◆ **What you will do**
The full set of entries needs to be reproduced exactly.

◆ **Supplied data**
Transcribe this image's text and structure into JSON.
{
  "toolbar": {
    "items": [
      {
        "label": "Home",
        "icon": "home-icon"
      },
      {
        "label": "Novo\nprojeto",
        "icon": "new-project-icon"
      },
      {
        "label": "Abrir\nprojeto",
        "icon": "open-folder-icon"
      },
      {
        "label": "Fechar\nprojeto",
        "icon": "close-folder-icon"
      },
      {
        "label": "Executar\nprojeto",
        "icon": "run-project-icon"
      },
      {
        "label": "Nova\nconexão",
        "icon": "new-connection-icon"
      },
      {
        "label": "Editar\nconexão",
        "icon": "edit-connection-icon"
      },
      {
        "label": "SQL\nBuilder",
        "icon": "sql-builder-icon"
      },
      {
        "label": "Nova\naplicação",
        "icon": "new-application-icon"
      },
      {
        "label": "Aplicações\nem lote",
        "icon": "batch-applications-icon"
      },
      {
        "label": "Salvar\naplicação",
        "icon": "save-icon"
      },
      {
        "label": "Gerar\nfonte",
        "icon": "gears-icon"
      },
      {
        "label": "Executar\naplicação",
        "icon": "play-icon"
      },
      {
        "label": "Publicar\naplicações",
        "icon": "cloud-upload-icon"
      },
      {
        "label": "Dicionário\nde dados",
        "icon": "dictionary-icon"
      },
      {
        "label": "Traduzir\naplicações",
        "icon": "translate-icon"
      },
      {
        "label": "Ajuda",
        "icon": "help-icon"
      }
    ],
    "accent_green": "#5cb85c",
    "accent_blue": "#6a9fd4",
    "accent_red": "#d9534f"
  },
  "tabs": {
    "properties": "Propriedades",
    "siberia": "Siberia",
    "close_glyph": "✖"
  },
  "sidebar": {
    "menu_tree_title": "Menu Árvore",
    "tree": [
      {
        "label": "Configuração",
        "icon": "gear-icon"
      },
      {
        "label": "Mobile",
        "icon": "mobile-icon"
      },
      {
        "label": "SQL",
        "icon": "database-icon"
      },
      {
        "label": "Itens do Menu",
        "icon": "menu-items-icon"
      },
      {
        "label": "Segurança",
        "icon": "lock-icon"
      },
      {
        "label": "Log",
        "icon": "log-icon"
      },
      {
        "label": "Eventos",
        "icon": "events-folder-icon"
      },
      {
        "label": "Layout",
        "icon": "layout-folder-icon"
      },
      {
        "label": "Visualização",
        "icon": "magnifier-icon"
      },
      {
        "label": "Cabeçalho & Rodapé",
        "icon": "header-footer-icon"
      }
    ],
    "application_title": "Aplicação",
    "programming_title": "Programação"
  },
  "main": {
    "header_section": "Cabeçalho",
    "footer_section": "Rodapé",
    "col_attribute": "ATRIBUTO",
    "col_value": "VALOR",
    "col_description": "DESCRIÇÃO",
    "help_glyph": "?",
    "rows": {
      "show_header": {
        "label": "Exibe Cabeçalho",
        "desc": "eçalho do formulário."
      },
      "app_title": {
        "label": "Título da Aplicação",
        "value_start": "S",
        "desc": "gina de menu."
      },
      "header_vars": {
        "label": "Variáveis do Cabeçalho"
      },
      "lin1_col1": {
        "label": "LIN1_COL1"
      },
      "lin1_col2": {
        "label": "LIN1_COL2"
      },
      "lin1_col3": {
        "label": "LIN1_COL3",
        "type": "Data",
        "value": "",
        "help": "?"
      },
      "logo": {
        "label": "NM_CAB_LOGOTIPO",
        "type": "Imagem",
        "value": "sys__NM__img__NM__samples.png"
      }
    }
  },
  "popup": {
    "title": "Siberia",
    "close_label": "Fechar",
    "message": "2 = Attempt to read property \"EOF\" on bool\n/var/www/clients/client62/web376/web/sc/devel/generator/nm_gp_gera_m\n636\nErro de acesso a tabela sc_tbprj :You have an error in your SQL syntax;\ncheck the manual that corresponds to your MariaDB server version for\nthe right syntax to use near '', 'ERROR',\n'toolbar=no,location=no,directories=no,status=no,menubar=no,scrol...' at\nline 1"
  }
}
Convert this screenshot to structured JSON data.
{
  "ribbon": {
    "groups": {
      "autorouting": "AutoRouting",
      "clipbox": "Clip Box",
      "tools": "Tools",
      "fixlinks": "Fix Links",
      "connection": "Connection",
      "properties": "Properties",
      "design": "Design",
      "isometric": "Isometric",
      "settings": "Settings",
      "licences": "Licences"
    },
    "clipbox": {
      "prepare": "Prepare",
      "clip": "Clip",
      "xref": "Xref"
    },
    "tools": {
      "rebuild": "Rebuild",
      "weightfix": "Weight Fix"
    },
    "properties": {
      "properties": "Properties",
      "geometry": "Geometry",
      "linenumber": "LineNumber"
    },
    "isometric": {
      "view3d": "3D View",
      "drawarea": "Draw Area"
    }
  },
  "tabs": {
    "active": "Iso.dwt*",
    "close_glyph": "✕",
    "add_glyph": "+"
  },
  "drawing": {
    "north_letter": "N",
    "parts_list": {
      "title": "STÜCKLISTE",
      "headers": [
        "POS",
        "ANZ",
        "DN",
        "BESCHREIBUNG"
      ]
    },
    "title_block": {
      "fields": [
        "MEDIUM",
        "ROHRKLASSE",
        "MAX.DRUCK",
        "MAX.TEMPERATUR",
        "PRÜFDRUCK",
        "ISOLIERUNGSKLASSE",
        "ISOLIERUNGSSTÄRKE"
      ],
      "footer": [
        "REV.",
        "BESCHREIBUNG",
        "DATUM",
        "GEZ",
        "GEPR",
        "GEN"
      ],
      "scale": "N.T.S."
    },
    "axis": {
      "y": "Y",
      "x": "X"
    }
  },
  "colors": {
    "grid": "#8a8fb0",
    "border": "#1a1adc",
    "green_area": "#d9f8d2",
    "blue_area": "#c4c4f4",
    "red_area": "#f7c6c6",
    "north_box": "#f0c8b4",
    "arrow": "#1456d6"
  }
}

◆ **Response area**
Transcribe this image's text and structure into JSON.
{
  "toolbar": {
    "items": [
      {
        "label": "Home",
        "icon": "home-icon"
      },
      {
        "label": "Novo\nprojeto",
        "icon": "new-project-icon"
      },
      {
        "label": "Abrir\nprojeto",
        "icon": "open-folder-icon"
      },
      {
        "label": "Fechar\nprojeto",
        "icon": "close-folder-icon"
      },
      {
        "label": "Executar\nprojeto",
        "icon": "run-project-icon"
      },
      {
        "label": "Nova\nconexão",
        "icon": "new-connection-icon"
      },
      {
        "label": "Editar\nconexão",
        "icon": "edit-connection-icon"
      },
      {
        "label": "SQL\nBuilder",
        "icon": "sql-builder-icon"
      },
      {
        "label": "Nova\naplicação",
        "icon": "new-application-icon"
      },
      {
        "label": "Aplicações\nem lote",
        "icon": "batch-applications-icon"
      },
      {
        "label": "Salvar\naplicação",
        "icon": "save-icon"
      },
      {
        "label": "Gerar\nfonte",
        "icon": "gears-icon"
      },
      {
        "label": "Executar\naplicação",
        "icon": "play-icon"
      },
      {
        "label": "Publicar\naplicações",
        "icon": "cloud-upload-icon"
      },
      {
        "label": "Dicionário\nde dados",
        "icon": "dictionary-icon"
      },
      {
        "label": "Traduzir\naplicações",
        "icon": "translate-icon"
      },
      {
        "label": "Ajuda",
        "icon": "help-icon"
      }
    ],
    "accent_green": "#5cb85c",
    "accent_blue": "#6a9fd4",
    "accent_red": "#d9534f"
  },
  "tabs": {
    "properties": "Propriedades",
    "siberia": "Siberia",
    "close_glyph": "✖"
  },
  "sidebar": {
    "menu_tree_title": "Menu Árvore",
    "tree": [
      {
        "label": "Configuração",
        "icon": "gear-icon"
      },
      {
        "label": "Mobile",
        "icon": "mobile-icon"
      },
      {
        "label": "SQL",
        "icon": "database-icon"
      },
      {
        "label": "Itens do Menu",
        "icon": "menu-items-icon"
      },
      {
        "label": "Segurança",
        "icon": "lock-icon"
      },
      {
        "label": "Log",
        "icon": "log-icon"
      },
      {
        "label": "Eventos",
        "icon": "events-folder-icon"
      },
      {
        "label": "Layout",
        "icon": "layout-folder-icon"
      },
      {
        "label": "Visualização",
        "icon": "magnifier-icon"
      },
      {
        "label": "Cabeçalho & Rodapé",
        "icon": "header-footer-icon"
      }
    ],
    "application_title": "Aplicação",
    "programming_title": "Programação"
  },
  "main": {
    "header_section": "Cabeçalho",
    "footer_section": "Rodapé",
    "col_attribute": "ATRIBUTO",
    "col_value": "VALOR",
    "col_description": "DESCRIÇÃO",
    "help_glyph": "?",
    "rows": {
      "show_header": {
        "label": "Exibe Cabeçalho",
        "desc": "eçalho do formulário."
      },
      "app_title": {
        "label": "Título da Aplicação",
        "value_start": "S",
        "desc": "gina de menu."
      },
      "header_vars": {
        "label": "Variáveis do Cabeçalho"
      },
      "lin1_col1": {
        "label": "LIN1_COL1"
      },
      "lin1_col2": {
        "label": "LIN1_COL2"
      },
      "lin1_col3": {
        "label": "LIN1_COL3",
        "type": "Data",
        "value": "",
        "help": "?"
      },
      "logo": {
        "label": "NM_CAB_LOGOTIPO",
        "type": "Imagem",
        "value": "sys__NM__img__NM__samples.png"
      }
    }
  },
  "popup": {
    "title": "Siberia",
    "close_label": "Fechar",
    "message": "2 = Attempt to read property \"EOF\" on bool\n/var/www/clients/client62/web376/web/sc/devel/generator/nm_gp_gera_m\n636\nErro de acesso a tabela sc_tbprj :You have an error in your SQL syntax;\ncheck the manual that corresponds to your MariaDB server version for\nthe right syntax to use near '', 'ERROR',\n'toolbar=no,location=no,directories=no,status=no,menubar=no,scrol...' at\nline 1"
  }
}
Convert this screenshot to structured JSON data.
{
  "ribbon": {
    "groups": {
      "autorouting": "AutoRouting",
      "clipbox": "Clip Box",
      "tools": "Tools",
      "fixlinks": "Fix Links",
      "connection": "Connection",
      "properties": "Properties",
      "design": "Design",
      "isometric": "Isometric",
      "settings": "Settings",
      "licences": "Licences"
    },
    "clipbox": {
      "prepare": "Prepare",
      "clip": "Clip",
      "xref": "Xref"
    },
    "tools": {
      "rebuild": "Rebuild",
      "weightfix": "Weight Fix"
    },
    "properties": {
      "properties": "Properties",
      "geometry": "Geometry",
      "linenumber": "LineNumber"
    },
    "isometric": {
      "view3d": "3D View",
      "drawarea": "Draw Area"
    }
  },
  "tabs": {
    "active": "Iso.dwt*",
    "close_glyph": "✕",
    "add_glyph": "+"
  },
  "drawing": {
    "north_letter": "N",
    "parts_list": {
      "title": "STÜCKLISTE",
      "headers": [
        "POS",
        "ANZ",
        "DN",
        "BESCHREIBUNG"
      ]
    },
    "title_block": {
      "fields": [
        "MEDIUM",
        "ROHRKLASSE",
        "MAX.DRUCK",
        "MAX.TEMPERATUR",
        "PRÜFDRUCK",
        "ISOLIERUNGSKLASSE",
        "ISOLIERUNGSSTÄRKE"
      ],
      "footer": [
        "REV.",
        "BESCHREIBUNG",
        "DATUM",
        "GEZ",
        "GEPR",
        "GEN"
      ],
      "scale": "N.T.S."
    },
    "axis": {
      "y": "Y",
      "x": "X"
    }
  },
  "colors": {
    "grid": "#8a8fb0",
    "border": "#1a1adc",
    "green_area": "#d9f8d2",
    "blue_area": "#c4c4f4",
    "red_area": "#f7c6c6",
    "north_box": "#f0c8b4",
    "arrow": "#1456d6"
  }
}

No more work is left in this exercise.